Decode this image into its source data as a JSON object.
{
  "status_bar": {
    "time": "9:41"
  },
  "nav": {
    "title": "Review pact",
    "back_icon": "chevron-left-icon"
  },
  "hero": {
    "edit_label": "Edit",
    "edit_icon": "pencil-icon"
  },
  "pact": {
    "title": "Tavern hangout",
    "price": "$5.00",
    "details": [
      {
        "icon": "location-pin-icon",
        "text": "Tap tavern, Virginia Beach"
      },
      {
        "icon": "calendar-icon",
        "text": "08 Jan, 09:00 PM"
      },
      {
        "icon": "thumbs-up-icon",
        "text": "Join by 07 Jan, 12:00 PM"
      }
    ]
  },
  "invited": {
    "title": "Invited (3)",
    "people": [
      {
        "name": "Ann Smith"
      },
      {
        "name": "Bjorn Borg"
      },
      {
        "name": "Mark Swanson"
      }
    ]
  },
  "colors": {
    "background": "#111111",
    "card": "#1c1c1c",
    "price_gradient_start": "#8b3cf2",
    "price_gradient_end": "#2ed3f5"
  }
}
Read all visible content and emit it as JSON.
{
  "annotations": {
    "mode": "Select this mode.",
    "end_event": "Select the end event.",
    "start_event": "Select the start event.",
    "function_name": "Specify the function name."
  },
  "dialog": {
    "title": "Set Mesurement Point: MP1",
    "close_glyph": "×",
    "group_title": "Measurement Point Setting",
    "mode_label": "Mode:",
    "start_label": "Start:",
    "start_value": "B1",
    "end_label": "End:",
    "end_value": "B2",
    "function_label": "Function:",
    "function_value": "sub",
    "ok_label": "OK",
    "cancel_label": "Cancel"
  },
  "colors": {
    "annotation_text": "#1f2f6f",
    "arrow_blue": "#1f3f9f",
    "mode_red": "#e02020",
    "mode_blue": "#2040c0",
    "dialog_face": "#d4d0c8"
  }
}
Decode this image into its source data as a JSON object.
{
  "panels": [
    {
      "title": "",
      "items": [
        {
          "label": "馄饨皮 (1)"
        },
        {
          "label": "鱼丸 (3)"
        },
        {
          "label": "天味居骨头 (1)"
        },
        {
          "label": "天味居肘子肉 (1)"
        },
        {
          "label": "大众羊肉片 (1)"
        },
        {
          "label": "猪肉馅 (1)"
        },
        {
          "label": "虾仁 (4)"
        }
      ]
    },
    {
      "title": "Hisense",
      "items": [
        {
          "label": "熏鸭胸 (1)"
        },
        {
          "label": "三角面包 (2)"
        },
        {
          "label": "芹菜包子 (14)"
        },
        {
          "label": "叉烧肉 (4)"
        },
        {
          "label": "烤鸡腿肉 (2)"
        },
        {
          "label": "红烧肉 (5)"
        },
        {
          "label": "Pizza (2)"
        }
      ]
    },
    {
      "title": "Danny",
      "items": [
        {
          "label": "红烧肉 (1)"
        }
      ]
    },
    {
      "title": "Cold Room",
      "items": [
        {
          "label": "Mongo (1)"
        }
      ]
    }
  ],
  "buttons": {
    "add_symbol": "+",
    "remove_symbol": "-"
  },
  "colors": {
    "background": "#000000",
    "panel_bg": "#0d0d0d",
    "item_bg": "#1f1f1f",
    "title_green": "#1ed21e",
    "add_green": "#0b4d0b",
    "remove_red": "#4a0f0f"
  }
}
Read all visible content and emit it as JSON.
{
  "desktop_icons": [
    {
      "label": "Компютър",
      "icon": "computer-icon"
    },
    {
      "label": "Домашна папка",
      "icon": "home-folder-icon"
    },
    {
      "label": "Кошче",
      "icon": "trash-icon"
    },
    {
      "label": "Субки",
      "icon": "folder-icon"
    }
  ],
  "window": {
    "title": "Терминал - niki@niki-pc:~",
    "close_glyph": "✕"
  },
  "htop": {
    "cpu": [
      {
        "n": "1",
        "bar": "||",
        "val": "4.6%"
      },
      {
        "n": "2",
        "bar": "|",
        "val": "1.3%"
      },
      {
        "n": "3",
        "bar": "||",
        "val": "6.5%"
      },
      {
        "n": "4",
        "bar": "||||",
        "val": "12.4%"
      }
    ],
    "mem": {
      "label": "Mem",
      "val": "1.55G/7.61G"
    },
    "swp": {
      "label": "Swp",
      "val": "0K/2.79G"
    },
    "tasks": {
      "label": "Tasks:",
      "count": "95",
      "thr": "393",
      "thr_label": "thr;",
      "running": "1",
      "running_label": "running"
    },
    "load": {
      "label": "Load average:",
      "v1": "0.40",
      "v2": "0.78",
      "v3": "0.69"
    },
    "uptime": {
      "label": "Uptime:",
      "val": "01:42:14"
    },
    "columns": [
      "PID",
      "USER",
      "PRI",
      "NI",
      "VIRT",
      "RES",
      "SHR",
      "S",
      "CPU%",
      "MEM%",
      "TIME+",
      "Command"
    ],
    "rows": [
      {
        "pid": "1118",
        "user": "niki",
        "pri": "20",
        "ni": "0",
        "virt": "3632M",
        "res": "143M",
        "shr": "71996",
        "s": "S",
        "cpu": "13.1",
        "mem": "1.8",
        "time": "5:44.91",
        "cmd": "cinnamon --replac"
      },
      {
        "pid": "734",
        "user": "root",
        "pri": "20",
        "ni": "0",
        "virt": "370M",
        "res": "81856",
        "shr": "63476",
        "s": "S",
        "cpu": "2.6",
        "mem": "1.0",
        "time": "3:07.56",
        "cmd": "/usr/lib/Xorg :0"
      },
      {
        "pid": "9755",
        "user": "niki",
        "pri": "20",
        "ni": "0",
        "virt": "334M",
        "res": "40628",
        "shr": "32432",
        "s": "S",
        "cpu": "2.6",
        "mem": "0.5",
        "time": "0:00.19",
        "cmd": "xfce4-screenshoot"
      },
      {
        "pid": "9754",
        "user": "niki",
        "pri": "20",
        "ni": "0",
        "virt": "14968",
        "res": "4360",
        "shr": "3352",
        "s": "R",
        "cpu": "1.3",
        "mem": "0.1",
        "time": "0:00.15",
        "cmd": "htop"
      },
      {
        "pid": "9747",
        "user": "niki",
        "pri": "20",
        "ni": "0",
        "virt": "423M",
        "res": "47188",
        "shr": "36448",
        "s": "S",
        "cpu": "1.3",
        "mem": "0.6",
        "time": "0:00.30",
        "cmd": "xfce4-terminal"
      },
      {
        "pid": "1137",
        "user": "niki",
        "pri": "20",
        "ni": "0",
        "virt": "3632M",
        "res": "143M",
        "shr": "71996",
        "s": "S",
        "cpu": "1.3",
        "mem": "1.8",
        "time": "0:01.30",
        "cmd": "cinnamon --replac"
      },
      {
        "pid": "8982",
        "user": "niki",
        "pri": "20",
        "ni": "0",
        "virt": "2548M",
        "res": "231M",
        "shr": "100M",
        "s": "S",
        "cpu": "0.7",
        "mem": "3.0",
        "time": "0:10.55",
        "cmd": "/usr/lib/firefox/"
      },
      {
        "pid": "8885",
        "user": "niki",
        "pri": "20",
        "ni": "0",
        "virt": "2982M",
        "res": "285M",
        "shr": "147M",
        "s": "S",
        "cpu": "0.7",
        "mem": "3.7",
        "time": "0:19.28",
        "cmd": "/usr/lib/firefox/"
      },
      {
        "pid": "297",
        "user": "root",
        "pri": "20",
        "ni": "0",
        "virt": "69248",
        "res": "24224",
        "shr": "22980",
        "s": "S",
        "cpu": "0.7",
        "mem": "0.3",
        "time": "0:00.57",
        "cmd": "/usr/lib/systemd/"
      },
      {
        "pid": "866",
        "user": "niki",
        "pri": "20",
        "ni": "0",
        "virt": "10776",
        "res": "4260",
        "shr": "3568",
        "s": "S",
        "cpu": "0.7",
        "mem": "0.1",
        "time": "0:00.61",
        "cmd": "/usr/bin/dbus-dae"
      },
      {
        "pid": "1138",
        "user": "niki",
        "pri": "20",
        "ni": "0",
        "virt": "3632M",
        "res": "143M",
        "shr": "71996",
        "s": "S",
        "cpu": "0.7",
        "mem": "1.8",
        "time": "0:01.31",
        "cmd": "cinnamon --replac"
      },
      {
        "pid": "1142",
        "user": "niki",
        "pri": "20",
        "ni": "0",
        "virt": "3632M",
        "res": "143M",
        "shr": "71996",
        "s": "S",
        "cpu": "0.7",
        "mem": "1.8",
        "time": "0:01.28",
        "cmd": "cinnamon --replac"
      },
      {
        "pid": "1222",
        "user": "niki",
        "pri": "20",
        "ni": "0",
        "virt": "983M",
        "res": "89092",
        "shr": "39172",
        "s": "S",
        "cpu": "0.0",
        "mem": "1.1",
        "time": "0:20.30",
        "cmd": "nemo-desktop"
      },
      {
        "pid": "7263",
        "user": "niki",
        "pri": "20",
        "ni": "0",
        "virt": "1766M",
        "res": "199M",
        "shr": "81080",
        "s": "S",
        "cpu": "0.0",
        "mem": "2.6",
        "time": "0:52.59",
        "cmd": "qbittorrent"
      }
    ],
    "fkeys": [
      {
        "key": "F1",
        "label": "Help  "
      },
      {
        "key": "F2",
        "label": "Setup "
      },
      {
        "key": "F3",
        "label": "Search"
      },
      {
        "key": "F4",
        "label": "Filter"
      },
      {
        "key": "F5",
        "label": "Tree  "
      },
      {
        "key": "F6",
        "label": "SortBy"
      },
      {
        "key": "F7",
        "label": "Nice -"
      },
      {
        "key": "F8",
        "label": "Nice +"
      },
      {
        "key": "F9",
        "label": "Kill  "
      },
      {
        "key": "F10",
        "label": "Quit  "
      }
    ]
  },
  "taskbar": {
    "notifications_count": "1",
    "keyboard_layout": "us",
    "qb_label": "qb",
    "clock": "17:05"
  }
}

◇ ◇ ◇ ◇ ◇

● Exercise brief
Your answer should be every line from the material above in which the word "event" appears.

● Response
    "end_event": "Select the end event.",
    "start_event": "Select the start event.",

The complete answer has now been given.